PROBLEM TO WORK ON:
A word-for-word copy of the records is needed, with every picture left out.

─── LISTED RECORDS ───

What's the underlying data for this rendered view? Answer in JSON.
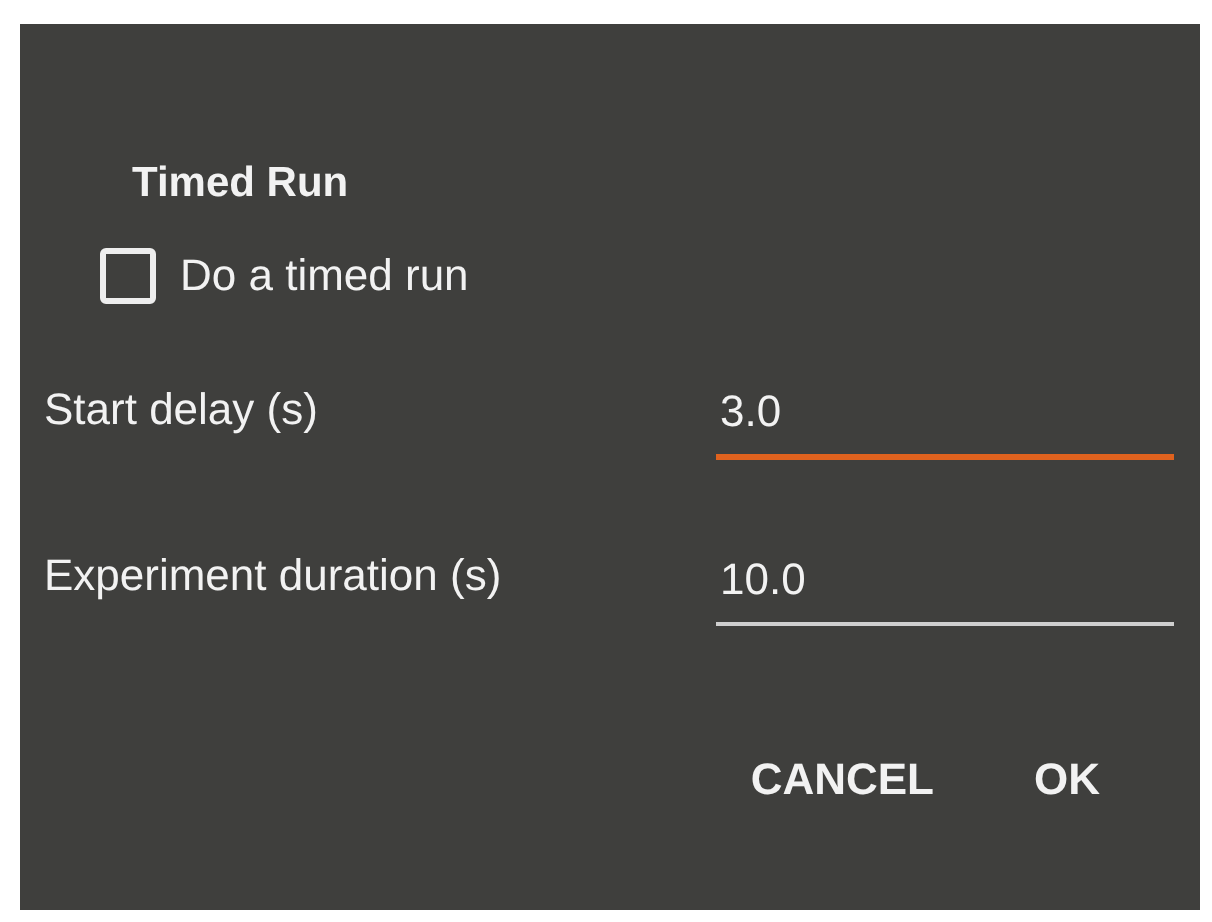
{
  "dialog": {
    "title": "Timed Run",
    "checkbox": {
      "label": "Do a timed run",
      "checked": false
    },
    "fields": [
      {
        "label": "Start delay (s)",
        "value": "3.0",
        "focused": true
      },
      {
        "label": "Experiment duration (s)",
        "value": "10.0",
        "focused": false
      }
    ],
    "buttons": [
      "CANCEL",
      "OK"
    ]
  }
}
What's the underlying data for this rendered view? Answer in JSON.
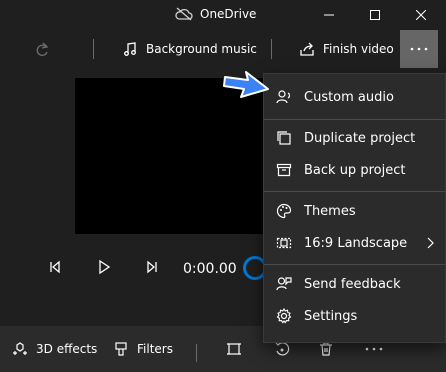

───

EXERCISE RESULT:
What's the underlying data for this rendered view? Answer in JSON.
{
  "dialog": {
    "title": "Timed Run",
    "checkbox": {
      "label": "Do a timed run",
      "checked": false
    },
    "fields": [
      {
        "label": "Start delay (s)",
        "value": "3.0",
        "focused": true
      },
      {
        "label": "Experiment duration (s)",
        "value": "10.0",
        "focused": false
      }
    ],
    "buttons": [
      "CANCEL",
      "OK"
    ]
  }
}
What's the underlying data for this rendered view? Answer in JSON.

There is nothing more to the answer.